The Declaration of Independence

“The Declaration of Independence” was the document drafted by Thomas Jefferson, and ratified in 1776 by The Continental Congress, that formally announced the secession of the colonies from Great Britain. The document outlined all of the injustices and inequalities the colonies faced as a whole under the reign of King George, and launched the beginning of the American Revolution.

The Preamble, an introduction to the Declaration, outlines two major points. First and foremost, asserts that people have the right to get rid of their respective government and set up their own. Thomas Jefferson was no fool however, and knew his audience was not just the King of England, but also the world’s stage. Jefferson specifically outlined that this right to a coup must be justified by a good reason. By justifying the war to all the worlds’ powerful nations, namely France, the colonies had a much larger chance of assistance, which was ultimately critical in their victory. The end of the document, especially the conclusion, served this same purpose.

The body of the Declaration essentially outlines the case the Colonists’ had against the British King, including a list of grievances. Major points included taxation, Britain’s standing army in the colonies, deprivation of trial by jury, and a direct call to King George for ignoring peaceful plea’s. In addition, Jefferson charges the King of “waging war” on the colonies; perhaps he anticipated the War to come.
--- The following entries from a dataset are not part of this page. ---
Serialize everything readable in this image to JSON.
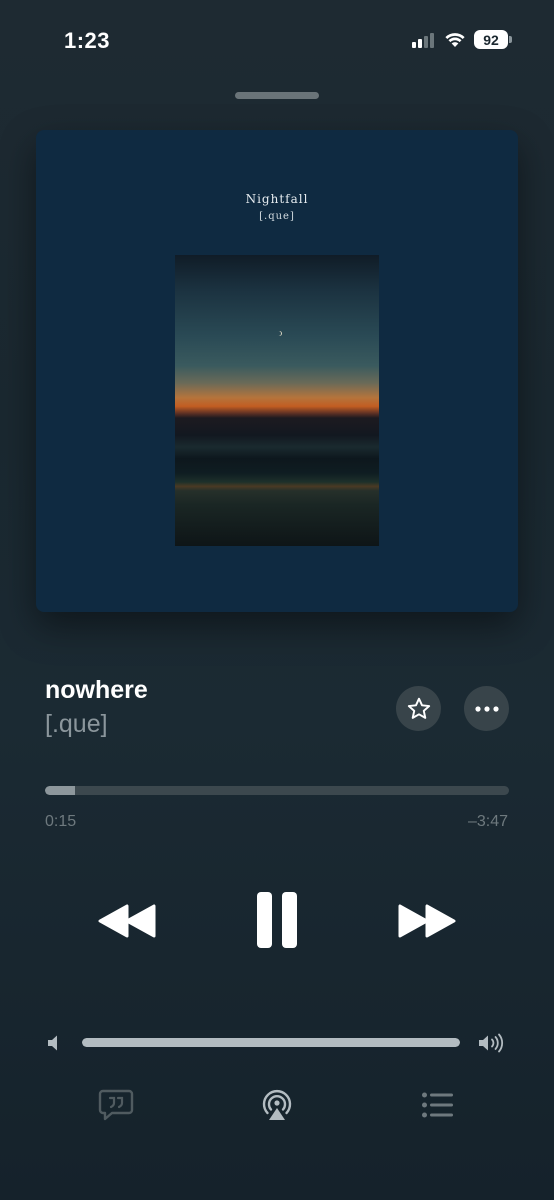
{
  "status_bar": {
    "time": "1:23",
    "battery": "92"
  },
  "artwork": {
    "title": "Nightfall",
    "artist": "[.que]",
    "background_color": "#0f2a41"
  },
  "track": {
    "title": "nowhere",
    "artist": "[.que]"
  },
  "progress": {
    "elapsed": "0:15",
    "remaining": "–3:47",
    "fraction": 0.065
  },
  "volume": {
    "level": 1.0
  },
  "icons": {
    "star": "star-icon",
    "more": "ellipsis-icon",
    "rewind": "rewind-icon",
    "pause": "pause-icon",
    "fast_forward": "fast-forward-icon",
    "volume_low": "speaker-low-icon",
    "volume_high": "speaker-high-icon",
    "lyrics": "lyrics-icon",
    "airplay": "airplay-icon",
    "queue": "queue-list-icon"
  },
  "colors": {
    "primary_text": "#ffffff",
    "secondary_text": "#8b969c",
    "button_bg": "#38444a",
    "track_bg": "#3c484e"
  }
}
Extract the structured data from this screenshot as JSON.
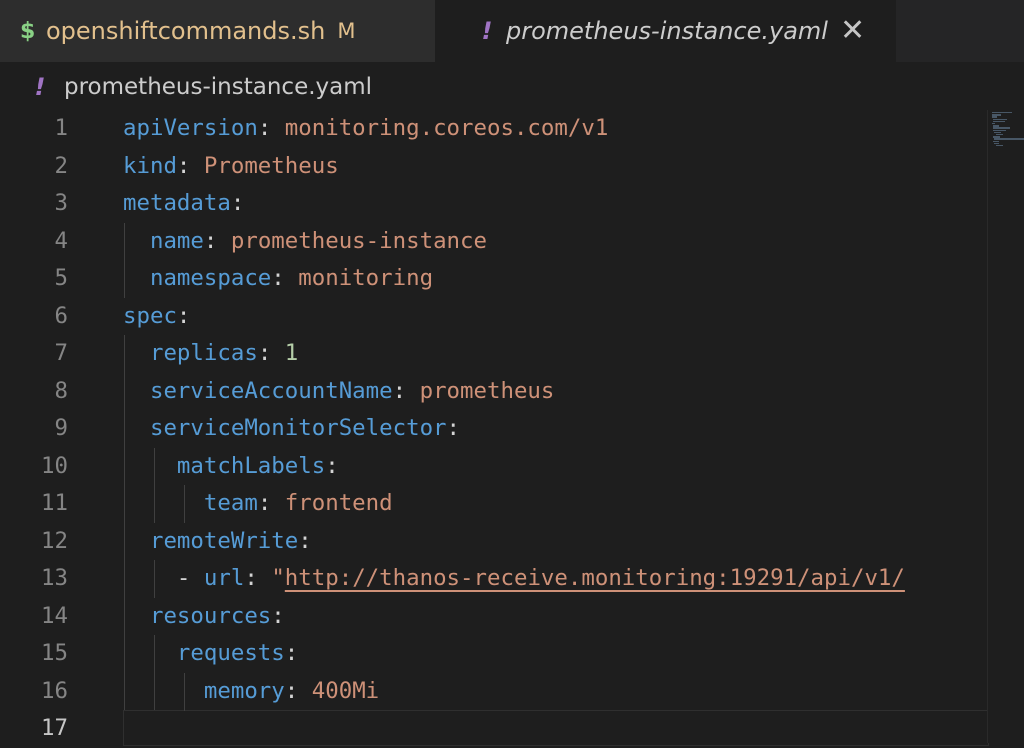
{
  "tabs": [
    {
      "icon": "$",
      "name": "openshiftcommands.sh",
      "status": "M"
    },
    {
      "icon": "!",
      "name": "prometheus-instance.yaml",
      "close": "✕"
    }
  ],
  "breadcrumb": {
    "icon": "!",
    "label": "prometheus-instance.yaml"
  },
  "editor": {
    "current_line": 17,
    "lines": [
      {
        "num": "1",
        "tokens": [
          [
            "k",
            "apiVersion"
          ],
          [
            "p",
            ": "
          ],
          [
            "s",
            "monitoring.coreos.com/v1"
          ]
        ]
      },
      {
        "num": "2",
        "tokens": [
          [
            "k",
            "kind"
          ],
          [
            "p",
            ": "
          ],
          [
            "s",
            "Prometheus"
          ]
        ]
      },
      {
        "num": "3",
        "tokens": [
          [
            "k",
            "metadata"
          ],
          [
            "p",
            ":"
          ]
        ]
      },
      {
        "num": "4",
        "tokens": [
          [
            "p",
            "  "
          ],
          [
            "k",
            "name"
          ],
          [
            "p",
            ": "
          ],
          [
            "s",
            "prometheus-instance"
          ]
        ]
      },
      {
        "num": "5",
        "tokens": [
          [
            "p",
            "  "
          ],
          [
            "k",
            "namespace"
          ],
          [
            "p",
            ": "
          ],
          [
            "s",
            "monitoring"
          ]
        ]
      },
      {
        "num": "6",
        "tokens": [
          [
            "k",
            "spec"
          ],
          [
            "p",
            ":"
          ]
        ]
      },
      {
        "num": "7",
        "tokens": [
          [
            "p",
            "  "
          ],
          [
            "k",
            "replicas"
          ],
          [
            "p",
            ": "
          ],
          [
            "n",
            "1"
          ]
        ]
      },
      {
        "num": "8",
        "tokens": [
          [
            "p",
            "  "
          ],
          [
            "k",
            "serviceAccountName"
          ],
          [
            "p",
            ": "
          ],
          [
            "s",
            "prometheus"
          ]
        ]
      },
      {
        "num": "9",
        "tokens": [
          [
            "p",
            "  "
          ],
          [
            "k",
            "serviceMonitorSelector"
          ],
          [
            "p",
            ":"
          ]
        ]
      },
      {
        "num": "10",
        "tokens": [
          [
            "p",
            "    "
          ],
          [
            "k",
            "matchLabels"
          ],
          [
            "p",
            ":"
          ]
        ]
      },
      {
        "num": "11",
        "tokens": [
          [
            "p",
            "      "
          ],
          [
            "k",
            "team"
          ],
          [
            "p",
            ": "
          ],
          [
            "s",
            "frontend"
          ]
        ]
      },
      {
        "num": "12",
        "tokens": [
          [
            "p",
            "  "
          ],
          [
            "k",
            "remoteWrite"
          ],
          [
            "p",
            ":"
          ]
        ]
      },
      {
        "num": "13",
        "tokens": [
          [
            "p",
            "    - "
          ],
          [
            "k",
            "url"
          ],
          [
            "p",
            ": "
          ],
          [
            "s",
            "\""
          ],
          [
            "u",
            "http://thanos-receive.monitoring:19291/api/v1/"
          ]
        ]
      },
      {
        "num": "14",
        "tokens": [
          [
            "p",
            "  "
          ],
          [
            "k",
            "resources"
          ],
          [
            "p",
            ":"
          ]
        ]
      },
      {
        "num": "15",
        "tokens": [
          [
            "p",
            "    "
          ],
          [
            "k",
            "requests"
          ],
          [
            "p",
            ":"
          ]
        ]
      },
      {
        "num": "16",
        "tokens": [
          [
            "p",
            "      "
          ],
          [
            "k",
            "memory"
          ],
          [
            "p",
            ": "
          ],
          [
            "s",
            "400Mi"
          ]
        ]
      },
      {
        "num": "17",
        "tokens": []
      }
    ]
  },
  "colors": {
    "key": "#569cd6",
    "string": "#ce9178",
    "number": "#b5cea8",
    "background": "#1e1e1e",
    "shell_icon": "#89d185",
    "yaml_icon": "#a074c4",
    "modified": "#e2c08d"
  }
}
While drafting the Declaration of Independence, Jefferson drew from various schools of thought and historical documents for inspiration. It is well known that Jefferson was a follower of John Locke, an Enlightenment political theorist. In addition to Locke’s ideas, the other major influence on Jefferson was England’s own “Bill of Rights”. Passed in the late 17th century to topple James II, another tyrannical British King, this circumstance seems to hold true to the old proverb that history really does repeat itself. The Declaration of Independence formally introduced a young United States to the world, ready to fight for their freedom.